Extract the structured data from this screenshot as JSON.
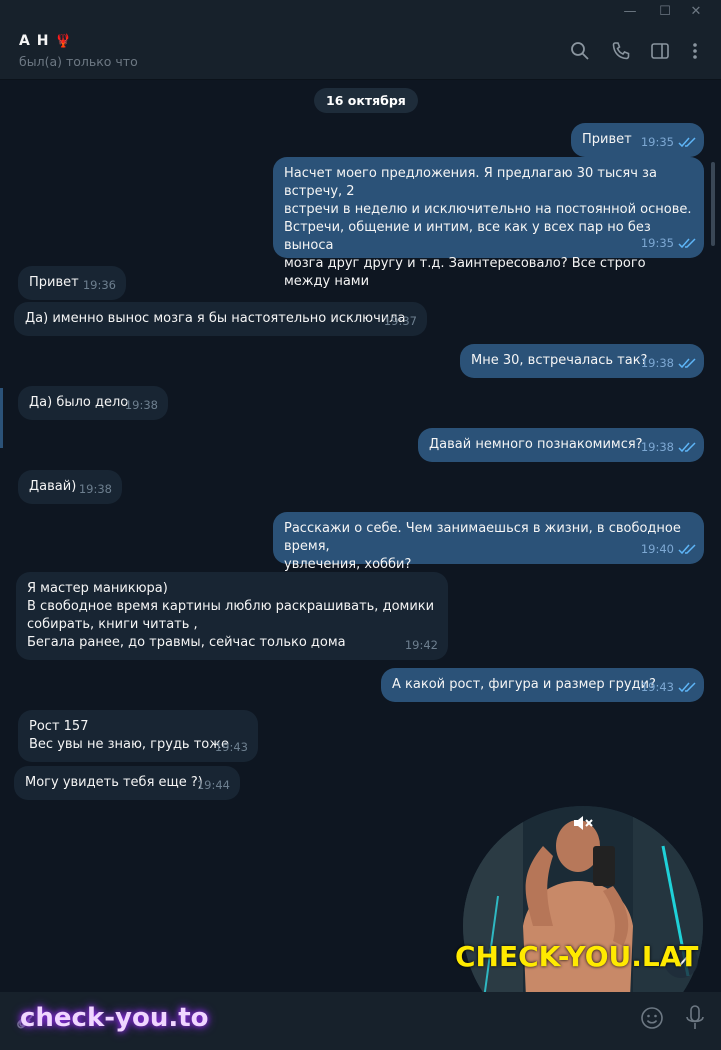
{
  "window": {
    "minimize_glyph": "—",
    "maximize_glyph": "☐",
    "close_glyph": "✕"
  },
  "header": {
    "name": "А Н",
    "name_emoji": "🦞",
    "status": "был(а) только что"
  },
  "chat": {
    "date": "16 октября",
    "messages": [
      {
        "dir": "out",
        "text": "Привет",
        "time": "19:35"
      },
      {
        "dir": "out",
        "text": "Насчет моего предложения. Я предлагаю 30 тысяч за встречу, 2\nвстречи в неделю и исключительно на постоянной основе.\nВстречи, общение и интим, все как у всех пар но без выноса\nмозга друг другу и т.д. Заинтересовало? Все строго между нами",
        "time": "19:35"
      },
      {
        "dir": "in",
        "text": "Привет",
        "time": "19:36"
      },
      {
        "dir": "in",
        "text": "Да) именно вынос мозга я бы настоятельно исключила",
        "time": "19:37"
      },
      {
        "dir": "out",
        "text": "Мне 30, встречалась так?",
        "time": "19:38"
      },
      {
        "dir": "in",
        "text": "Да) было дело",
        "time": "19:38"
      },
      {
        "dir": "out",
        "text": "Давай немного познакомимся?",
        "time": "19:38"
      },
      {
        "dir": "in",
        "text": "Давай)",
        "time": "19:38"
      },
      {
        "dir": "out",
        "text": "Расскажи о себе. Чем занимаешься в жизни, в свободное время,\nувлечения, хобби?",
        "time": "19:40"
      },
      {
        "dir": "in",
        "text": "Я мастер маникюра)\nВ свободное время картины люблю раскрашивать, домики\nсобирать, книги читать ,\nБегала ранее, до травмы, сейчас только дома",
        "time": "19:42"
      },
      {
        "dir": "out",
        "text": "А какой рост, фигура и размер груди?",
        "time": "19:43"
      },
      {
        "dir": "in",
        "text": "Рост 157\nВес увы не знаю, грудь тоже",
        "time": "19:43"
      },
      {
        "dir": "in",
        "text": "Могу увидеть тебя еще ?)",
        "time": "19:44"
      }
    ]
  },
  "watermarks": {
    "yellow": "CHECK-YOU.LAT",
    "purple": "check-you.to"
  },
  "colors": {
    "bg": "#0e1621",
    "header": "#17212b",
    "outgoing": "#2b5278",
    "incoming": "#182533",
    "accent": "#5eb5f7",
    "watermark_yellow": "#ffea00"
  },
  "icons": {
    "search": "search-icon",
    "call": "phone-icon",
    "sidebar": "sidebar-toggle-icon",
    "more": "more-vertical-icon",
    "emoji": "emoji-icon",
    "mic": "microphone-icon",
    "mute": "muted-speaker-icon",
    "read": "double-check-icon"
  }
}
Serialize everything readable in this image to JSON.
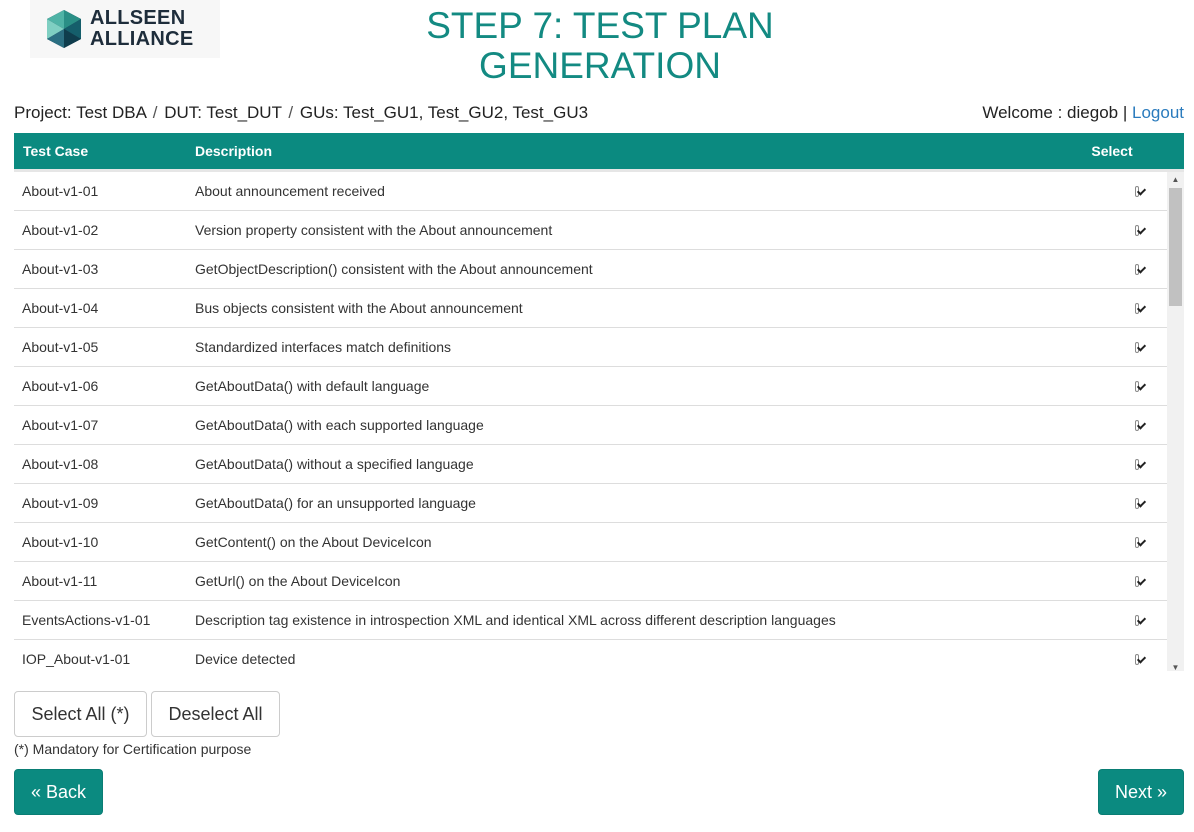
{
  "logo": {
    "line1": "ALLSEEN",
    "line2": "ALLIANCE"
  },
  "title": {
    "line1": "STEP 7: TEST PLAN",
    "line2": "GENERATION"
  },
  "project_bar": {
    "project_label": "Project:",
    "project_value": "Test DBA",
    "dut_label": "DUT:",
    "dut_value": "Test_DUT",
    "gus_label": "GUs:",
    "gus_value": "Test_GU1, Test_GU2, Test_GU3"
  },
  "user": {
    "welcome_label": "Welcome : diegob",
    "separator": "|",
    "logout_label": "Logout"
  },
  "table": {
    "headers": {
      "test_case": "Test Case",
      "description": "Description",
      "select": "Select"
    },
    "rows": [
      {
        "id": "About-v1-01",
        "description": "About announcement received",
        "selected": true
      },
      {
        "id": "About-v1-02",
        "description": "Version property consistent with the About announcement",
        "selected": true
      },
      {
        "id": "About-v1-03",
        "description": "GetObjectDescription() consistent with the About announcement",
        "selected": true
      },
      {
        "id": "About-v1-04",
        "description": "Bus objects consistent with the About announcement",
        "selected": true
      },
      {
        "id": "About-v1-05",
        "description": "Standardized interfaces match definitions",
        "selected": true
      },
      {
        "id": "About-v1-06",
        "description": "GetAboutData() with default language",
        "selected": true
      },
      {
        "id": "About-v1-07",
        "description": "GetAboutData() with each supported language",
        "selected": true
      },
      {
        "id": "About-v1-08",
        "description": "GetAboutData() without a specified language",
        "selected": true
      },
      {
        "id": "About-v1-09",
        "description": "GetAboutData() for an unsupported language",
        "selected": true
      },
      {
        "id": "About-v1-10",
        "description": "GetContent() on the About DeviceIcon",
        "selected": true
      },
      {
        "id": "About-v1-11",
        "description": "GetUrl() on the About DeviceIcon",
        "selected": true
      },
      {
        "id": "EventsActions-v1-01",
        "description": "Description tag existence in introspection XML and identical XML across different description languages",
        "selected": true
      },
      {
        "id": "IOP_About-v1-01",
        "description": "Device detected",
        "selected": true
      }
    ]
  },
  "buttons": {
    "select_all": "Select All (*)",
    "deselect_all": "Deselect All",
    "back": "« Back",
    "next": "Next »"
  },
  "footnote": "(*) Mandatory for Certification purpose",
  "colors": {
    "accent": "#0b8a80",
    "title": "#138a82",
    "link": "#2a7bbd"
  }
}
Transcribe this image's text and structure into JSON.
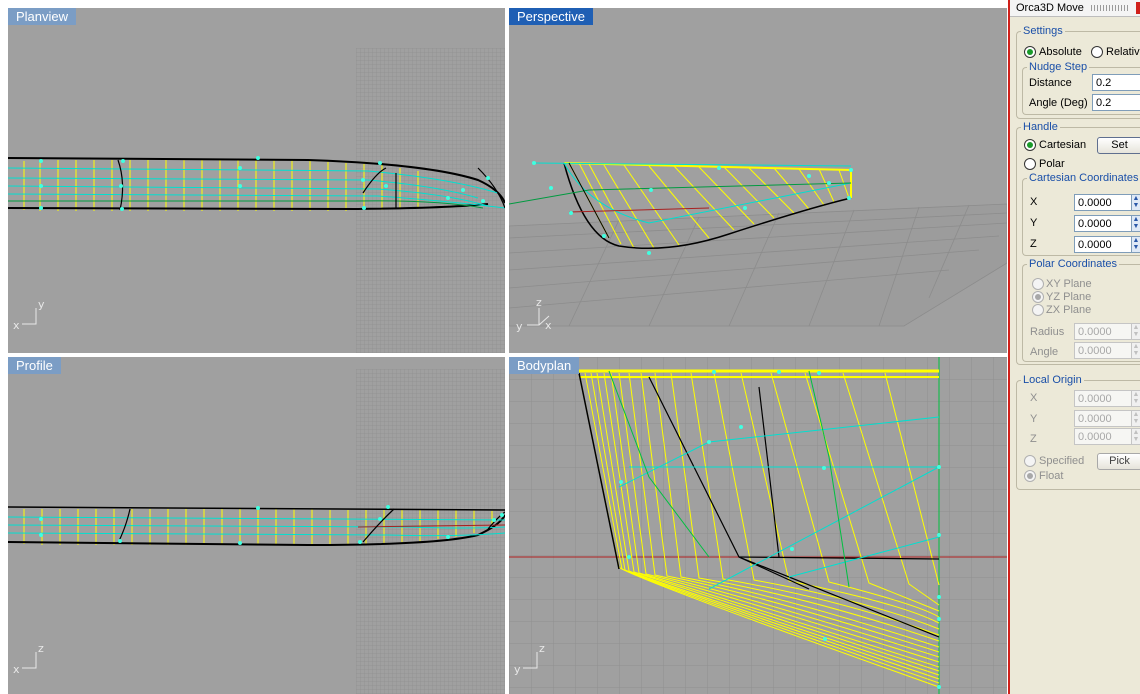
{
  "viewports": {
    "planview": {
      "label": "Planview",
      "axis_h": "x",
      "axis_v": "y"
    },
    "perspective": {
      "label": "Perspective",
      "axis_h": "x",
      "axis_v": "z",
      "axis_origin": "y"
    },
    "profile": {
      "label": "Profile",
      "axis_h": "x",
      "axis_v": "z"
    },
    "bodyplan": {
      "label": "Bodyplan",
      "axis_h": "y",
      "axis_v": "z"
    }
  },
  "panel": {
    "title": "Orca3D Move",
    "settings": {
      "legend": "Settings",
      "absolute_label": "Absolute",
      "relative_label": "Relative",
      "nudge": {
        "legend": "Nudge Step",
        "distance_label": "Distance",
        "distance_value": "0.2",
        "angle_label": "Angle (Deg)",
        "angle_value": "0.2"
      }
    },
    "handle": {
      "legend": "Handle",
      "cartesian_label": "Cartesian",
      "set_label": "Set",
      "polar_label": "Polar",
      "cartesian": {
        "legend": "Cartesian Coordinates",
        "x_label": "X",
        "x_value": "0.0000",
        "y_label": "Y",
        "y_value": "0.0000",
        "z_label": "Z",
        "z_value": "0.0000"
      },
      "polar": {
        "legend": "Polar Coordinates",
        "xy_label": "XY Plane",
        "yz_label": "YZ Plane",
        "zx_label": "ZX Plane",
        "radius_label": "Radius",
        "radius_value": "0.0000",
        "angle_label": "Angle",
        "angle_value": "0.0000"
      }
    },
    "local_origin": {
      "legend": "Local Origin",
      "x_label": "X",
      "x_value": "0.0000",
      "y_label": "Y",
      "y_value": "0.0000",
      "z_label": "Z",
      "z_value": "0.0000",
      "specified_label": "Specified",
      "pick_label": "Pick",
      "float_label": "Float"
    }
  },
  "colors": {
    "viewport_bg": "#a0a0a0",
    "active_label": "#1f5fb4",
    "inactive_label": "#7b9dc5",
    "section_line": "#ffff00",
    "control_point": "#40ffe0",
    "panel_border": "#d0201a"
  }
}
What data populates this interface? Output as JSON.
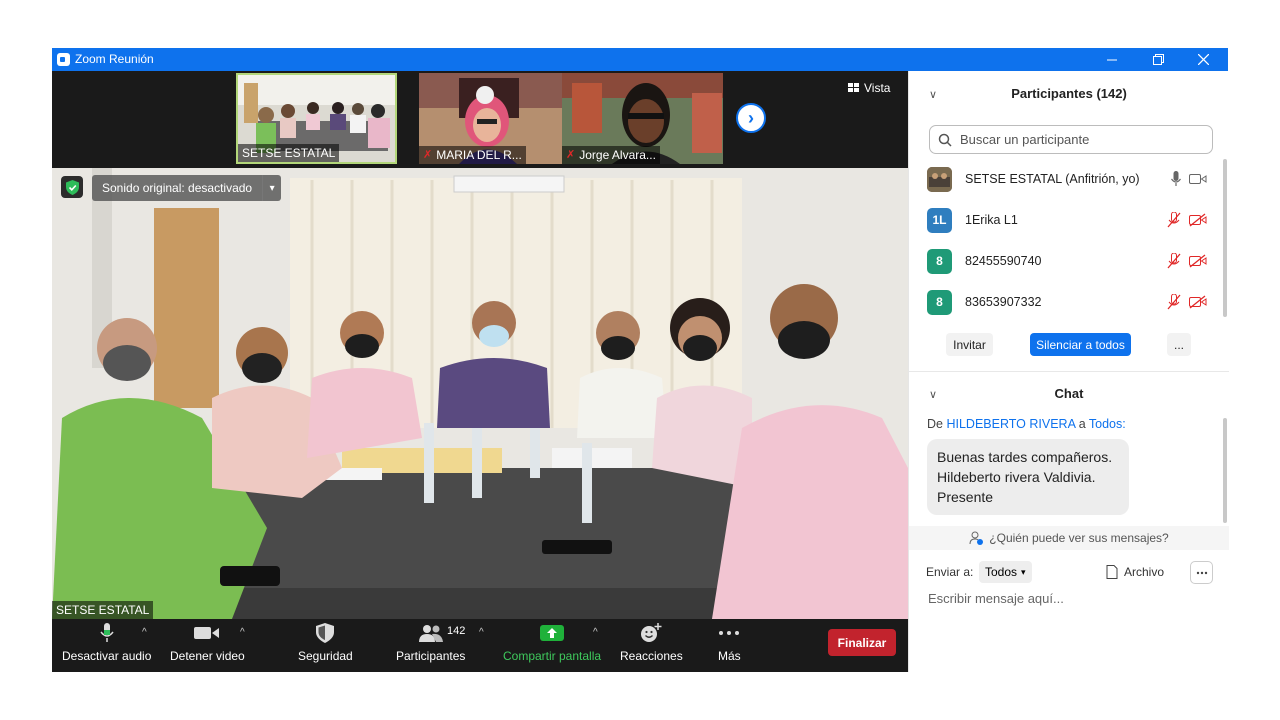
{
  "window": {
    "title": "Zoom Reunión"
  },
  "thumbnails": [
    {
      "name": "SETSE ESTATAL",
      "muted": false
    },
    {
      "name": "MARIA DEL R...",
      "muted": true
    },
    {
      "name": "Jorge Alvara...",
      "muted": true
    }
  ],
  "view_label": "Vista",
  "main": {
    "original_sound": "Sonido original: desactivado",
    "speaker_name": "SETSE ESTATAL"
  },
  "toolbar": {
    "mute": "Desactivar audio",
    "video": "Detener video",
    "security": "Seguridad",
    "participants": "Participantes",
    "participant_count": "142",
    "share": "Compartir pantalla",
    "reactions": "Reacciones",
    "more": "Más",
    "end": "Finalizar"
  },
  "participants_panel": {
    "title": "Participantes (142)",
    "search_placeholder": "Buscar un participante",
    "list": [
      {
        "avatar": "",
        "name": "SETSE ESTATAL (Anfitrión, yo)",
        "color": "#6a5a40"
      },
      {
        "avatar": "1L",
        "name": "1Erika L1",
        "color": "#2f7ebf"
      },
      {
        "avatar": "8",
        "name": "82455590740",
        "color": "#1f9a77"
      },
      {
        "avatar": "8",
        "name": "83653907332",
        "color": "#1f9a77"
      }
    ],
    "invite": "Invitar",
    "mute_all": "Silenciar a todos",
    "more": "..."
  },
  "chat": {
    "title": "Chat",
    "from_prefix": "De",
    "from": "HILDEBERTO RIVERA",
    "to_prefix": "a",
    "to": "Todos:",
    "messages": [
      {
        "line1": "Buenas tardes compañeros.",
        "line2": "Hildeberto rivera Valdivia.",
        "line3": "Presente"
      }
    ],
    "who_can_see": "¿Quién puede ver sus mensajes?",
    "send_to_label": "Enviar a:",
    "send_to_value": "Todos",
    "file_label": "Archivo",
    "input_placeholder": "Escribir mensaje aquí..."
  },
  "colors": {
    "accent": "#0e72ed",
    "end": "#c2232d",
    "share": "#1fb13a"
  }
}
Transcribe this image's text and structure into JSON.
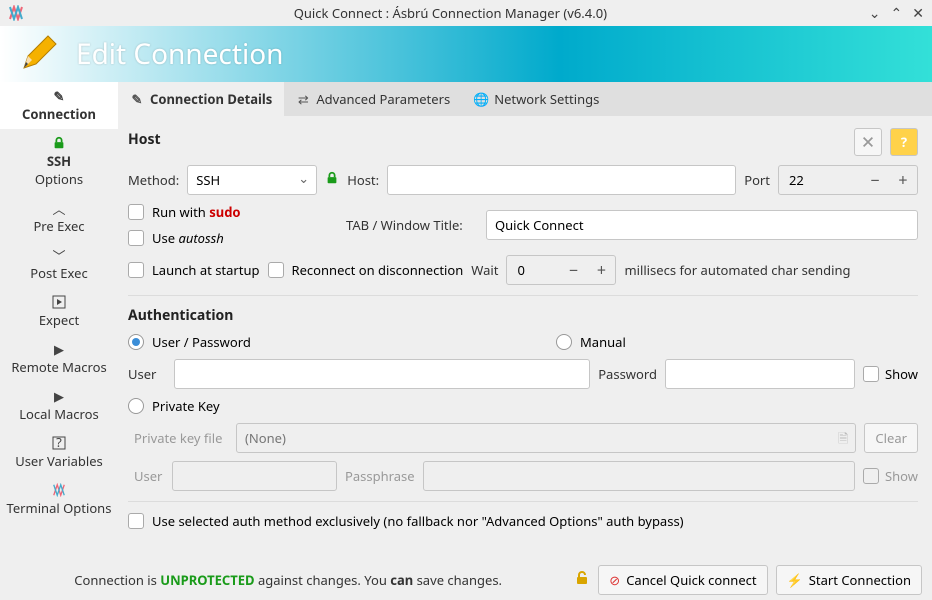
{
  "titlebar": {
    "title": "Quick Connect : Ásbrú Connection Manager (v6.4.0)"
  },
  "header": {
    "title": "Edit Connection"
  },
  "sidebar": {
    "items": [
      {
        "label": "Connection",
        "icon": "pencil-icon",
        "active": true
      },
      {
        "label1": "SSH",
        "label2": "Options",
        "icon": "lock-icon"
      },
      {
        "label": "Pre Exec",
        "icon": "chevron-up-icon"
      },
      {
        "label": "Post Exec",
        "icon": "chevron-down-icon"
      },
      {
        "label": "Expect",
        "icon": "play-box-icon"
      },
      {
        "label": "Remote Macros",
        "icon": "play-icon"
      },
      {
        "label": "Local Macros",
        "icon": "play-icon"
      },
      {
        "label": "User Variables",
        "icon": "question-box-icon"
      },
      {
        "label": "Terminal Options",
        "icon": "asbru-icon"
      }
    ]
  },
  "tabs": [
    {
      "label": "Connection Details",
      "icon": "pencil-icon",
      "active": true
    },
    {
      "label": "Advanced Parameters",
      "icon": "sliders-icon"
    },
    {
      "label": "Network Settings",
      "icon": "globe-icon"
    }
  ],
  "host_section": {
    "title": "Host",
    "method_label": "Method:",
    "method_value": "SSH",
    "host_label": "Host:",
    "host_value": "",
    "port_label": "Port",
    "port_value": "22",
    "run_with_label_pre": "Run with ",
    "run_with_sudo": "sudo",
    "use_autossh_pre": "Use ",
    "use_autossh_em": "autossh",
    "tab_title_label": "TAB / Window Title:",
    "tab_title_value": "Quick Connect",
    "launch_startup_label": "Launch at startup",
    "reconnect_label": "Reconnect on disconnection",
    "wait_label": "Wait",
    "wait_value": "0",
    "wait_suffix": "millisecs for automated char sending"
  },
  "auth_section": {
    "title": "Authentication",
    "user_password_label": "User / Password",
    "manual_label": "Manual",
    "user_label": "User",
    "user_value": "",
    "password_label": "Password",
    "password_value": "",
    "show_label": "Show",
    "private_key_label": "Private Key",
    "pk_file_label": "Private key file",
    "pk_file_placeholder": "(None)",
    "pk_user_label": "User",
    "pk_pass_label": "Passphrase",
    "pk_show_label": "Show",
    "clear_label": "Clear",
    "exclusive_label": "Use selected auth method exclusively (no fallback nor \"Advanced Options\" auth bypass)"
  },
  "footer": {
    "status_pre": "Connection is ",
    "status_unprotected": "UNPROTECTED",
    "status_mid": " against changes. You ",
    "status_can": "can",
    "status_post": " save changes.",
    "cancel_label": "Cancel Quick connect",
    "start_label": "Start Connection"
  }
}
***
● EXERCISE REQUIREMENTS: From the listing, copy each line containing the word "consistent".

● EXERCISE SOLUTION:
        "description": "Version property consistent with the About announcement",
        "description": "GetObjectDescription() consistent with the About announcement",
        "description": "Bus objects consistent with the About announcement",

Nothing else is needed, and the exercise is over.